The car won many comparison tests and admirers - it was featured on the cover of Road & Track magazine nine times in just five years. The price of the Testarossa in the US was $181,000 in 1989, including a $2,700 "gas-guzzler" tax. The original selling price in the UK was £62,666.
Well-known Testarossa owners included Elton John, Alain Delon and Austrian Formula One racing driver Gerhard Berger.
Jack Nerad of Driving Today states, the Testarossa "... [was] a car designed and built to cash in on an image. And since cashing in was what the Eighties were all about, it was the perfect vehicle for its time. The saving grace was, it was also a damn good automobile."
Although successful on the road, the Testarossa did not appear on race tracks, unlike the BB 512i, which had done so with minor success.
As Ferrari's range-topper during the 1980s, the car made numerous appearances in pop culture, most notably in the arcade game OutRun, and in the third season of Miami Vice. The car has subsequently become synonymous with 1980s "yuppies" and is an icon of 1980s retro culture. Its side strakes have become a popular aftermarket body component for wide arch aesthetic body kits. The strakes spawned knock-off treatments that were designed for cars such as the Pontiac Fiero and a wide variety of Japanese and American sporty cars and motorcycles such as the Honda VFR.
The Testarossa Spider, serial number 62897, is the sole official convertible variant of the Testarossa commissioned by Ferrari and designed by Pininfarina to be built. The car was specially made for the late Gianni Agnelli, head of Fiat at the time, as a gift. The Testarossa Spider had a silver exterior, a white magnolia leather interior with a dark blue stripe running above the matte black sills, and a white top that could be manually stowed away. The vehicle was delivered to Agnelli in 1986, and had a solid silver metal Ferrari logo on the hood instead of an aluminium one. The silver theme refers to elemental silver's periodic table abbreviation, Ag, the first two letters of Agnelli's name.

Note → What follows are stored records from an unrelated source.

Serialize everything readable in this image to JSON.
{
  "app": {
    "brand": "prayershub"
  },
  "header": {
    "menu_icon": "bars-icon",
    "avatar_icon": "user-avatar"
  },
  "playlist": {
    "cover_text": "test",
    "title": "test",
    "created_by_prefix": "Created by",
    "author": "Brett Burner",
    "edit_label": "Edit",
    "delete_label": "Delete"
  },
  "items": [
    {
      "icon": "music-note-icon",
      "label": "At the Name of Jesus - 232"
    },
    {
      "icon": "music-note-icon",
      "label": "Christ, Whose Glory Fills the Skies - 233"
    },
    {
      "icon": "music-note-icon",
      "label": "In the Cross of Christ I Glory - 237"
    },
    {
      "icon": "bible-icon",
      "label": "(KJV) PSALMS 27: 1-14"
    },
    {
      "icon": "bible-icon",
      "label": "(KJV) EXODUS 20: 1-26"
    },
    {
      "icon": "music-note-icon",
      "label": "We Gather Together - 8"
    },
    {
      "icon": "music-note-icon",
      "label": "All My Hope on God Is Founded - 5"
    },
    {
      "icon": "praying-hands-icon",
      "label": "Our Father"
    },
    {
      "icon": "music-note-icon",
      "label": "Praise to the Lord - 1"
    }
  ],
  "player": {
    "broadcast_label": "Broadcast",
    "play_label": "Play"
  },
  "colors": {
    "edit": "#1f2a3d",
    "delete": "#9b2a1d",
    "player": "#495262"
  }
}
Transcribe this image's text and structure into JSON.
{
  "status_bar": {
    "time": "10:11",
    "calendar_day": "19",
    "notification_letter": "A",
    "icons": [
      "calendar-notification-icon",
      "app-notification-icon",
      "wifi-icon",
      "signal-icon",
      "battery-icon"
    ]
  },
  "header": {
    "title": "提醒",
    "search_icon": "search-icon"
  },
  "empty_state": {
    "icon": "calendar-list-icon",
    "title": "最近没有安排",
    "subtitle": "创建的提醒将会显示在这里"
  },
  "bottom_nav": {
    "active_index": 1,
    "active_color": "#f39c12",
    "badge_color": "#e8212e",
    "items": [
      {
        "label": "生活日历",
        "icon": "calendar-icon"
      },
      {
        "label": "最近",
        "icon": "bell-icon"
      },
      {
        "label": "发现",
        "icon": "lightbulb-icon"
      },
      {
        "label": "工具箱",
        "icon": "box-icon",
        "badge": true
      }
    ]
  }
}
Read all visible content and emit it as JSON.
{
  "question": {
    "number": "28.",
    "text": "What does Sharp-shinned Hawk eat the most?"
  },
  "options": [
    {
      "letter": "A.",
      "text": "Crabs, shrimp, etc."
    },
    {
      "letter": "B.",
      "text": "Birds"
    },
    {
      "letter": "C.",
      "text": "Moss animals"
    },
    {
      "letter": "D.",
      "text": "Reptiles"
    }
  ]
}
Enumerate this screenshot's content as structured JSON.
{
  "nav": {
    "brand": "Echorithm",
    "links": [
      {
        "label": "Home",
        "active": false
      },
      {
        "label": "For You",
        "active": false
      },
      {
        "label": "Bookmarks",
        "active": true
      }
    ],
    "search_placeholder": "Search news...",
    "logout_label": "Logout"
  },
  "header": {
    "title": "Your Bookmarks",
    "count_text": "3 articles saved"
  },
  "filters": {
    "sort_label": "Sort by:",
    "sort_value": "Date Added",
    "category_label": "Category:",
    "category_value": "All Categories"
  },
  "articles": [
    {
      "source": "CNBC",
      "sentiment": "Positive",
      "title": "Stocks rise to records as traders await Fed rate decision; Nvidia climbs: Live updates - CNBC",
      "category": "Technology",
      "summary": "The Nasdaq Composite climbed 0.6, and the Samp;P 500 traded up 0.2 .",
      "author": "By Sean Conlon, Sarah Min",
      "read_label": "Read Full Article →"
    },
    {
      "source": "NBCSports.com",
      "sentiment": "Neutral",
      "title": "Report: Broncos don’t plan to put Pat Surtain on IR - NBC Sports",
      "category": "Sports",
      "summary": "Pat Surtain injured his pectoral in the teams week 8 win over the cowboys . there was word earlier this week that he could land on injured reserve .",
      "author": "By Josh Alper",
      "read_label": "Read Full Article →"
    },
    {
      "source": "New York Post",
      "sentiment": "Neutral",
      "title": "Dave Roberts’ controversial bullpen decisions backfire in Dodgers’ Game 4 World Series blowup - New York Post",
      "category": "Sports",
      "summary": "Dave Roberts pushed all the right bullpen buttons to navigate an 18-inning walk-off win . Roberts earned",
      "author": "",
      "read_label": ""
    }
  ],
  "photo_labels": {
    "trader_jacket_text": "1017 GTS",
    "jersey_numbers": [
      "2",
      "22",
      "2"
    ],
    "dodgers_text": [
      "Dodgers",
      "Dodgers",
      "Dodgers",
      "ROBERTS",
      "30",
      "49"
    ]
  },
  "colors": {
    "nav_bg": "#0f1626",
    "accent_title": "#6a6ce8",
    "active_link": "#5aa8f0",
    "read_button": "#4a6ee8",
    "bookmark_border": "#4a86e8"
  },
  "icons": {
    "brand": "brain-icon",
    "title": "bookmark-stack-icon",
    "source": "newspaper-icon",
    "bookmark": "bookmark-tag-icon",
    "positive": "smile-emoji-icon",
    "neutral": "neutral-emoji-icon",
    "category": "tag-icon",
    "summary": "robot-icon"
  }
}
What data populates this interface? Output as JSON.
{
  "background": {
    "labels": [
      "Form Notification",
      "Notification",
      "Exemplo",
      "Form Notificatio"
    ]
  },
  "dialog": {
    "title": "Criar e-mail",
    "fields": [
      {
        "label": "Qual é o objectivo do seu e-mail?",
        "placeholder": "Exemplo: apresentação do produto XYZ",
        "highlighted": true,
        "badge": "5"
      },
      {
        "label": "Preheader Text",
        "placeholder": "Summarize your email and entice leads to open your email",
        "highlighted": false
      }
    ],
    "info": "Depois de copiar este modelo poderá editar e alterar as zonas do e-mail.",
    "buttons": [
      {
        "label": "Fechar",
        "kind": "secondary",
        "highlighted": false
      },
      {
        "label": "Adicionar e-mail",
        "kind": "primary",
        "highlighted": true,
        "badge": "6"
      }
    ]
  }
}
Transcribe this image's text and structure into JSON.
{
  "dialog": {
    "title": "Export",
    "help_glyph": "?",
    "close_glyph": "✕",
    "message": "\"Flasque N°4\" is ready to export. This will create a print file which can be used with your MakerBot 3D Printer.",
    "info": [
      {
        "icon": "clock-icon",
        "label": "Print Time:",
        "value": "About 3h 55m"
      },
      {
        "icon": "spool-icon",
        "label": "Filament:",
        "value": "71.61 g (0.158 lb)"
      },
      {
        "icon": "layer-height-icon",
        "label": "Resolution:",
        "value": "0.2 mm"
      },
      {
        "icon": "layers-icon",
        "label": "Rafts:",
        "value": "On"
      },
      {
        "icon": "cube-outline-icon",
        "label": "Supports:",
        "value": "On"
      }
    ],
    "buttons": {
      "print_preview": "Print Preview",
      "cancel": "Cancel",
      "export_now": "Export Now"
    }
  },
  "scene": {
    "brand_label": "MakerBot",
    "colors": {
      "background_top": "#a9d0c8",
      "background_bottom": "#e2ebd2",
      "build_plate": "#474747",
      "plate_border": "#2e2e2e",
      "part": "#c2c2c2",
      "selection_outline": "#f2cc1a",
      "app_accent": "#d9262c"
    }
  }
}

Many customers requested their own Testarossa Spider, but Ferrari declined every one of them for spatial and structural challenges that would be a challenge to resolve,and so Pininfarina and other conversion firms had to make unofficial Spider conversions. The official Spider was no different mechanically than the normal Testarossas available in the European market. It had a standard 4.9 L 291 kilowatts (396 PS; 390 hp) flat-12 engine. The only difference, other than being a convertible, was that the Spider's front window and door windows were both shorter than those of the normal car.